▶ _What the task requires_: Search the data for the word "Disk" and copy each line that has it.

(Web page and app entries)

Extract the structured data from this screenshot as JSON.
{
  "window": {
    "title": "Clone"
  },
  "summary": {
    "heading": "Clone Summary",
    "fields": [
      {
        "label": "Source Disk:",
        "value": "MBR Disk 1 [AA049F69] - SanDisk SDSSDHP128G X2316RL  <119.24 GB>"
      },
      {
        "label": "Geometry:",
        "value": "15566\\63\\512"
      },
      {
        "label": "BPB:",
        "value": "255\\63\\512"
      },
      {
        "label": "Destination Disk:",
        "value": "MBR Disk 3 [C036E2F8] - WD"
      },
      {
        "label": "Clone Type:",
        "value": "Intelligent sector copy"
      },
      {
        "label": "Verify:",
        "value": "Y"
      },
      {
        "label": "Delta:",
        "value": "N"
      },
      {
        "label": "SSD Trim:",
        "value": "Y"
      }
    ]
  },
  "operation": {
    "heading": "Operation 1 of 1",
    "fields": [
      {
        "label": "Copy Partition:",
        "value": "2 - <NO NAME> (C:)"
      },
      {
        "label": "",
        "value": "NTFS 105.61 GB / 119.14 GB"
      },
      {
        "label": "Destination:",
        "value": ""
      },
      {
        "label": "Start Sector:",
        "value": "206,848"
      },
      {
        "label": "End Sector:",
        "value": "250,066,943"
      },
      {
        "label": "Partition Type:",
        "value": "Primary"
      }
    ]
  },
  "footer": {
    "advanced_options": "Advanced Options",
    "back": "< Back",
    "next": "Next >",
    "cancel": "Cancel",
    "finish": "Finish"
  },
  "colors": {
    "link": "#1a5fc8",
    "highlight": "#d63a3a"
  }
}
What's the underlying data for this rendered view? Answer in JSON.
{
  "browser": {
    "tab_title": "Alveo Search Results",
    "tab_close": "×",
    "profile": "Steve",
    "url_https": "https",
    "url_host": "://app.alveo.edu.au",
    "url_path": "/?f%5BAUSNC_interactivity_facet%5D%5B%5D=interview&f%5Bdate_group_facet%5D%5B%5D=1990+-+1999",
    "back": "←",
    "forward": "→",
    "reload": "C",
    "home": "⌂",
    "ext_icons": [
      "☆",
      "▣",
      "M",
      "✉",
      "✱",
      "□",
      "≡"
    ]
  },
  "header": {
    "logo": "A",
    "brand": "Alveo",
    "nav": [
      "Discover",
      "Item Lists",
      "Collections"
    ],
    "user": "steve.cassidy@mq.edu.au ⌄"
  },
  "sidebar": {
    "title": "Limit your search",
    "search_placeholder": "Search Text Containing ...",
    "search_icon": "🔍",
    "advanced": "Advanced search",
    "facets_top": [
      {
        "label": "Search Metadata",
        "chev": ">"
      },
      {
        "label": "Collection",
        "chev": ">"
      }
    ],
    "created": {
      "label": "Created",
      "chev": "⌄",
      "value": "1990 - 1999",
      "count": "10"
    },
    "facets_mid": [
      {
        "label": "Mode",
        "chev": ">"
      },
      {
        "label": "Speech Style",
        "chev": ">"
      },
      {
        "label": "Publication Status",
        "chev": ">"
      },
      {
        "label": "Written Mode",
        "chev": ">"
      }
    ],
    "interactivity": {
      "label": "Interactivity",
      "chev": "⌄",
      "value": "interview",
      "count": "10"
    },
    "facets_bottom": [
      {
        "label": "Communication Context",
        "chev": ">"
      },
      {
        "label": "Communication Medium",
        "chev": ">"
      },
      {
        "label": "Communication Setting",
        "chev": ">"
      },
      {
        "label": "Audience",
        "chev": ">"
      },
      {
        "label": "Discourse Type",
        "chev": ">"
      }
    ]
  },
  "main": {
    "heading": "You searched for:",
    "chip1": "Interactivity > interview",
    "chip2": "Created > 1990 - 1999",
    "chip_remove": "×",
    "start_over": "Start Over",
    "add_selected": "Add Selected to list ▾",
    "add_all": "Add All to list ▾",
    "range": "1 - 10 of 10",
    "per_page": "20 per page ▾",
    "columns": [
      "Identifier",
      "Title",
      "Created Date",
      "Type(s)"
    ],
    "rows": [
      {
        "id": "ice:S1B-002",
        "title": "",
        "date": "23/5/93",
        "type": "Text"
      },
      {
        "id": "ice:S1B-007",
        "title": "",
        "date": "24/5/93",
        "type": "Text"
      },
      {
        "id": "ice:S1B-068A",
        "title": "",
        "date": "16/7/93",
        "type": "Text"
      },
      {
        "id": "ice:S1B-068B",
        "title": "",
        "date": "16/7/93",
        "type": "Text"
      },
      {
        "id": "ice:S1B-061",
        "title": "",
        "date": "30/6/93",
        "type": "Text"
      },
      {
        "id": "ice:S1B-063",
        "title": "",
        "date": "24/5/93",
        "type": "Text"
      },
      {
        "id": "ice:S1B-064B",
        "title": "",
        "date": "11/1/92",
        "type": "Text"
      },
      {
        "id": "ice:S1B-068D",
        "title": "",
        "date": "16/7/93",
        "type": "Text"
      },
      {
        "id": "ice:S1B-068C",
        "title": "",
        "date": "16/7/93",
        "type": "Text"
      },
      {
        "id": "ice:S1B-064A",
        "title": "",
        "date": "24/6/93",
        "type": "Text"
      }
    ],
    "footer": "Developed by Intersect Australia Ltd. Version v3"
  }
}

▶ _Written answer_:
        "label": "Source Disk:",
        "value": "MBR Disk 1 [AA049F69] - SanDisk SDSSDHP128G X2316RL  <119.24 GB>"
        "label": "Destination Disk:",
        "value": "MBR Disk 3 [C036E2F8] - WD"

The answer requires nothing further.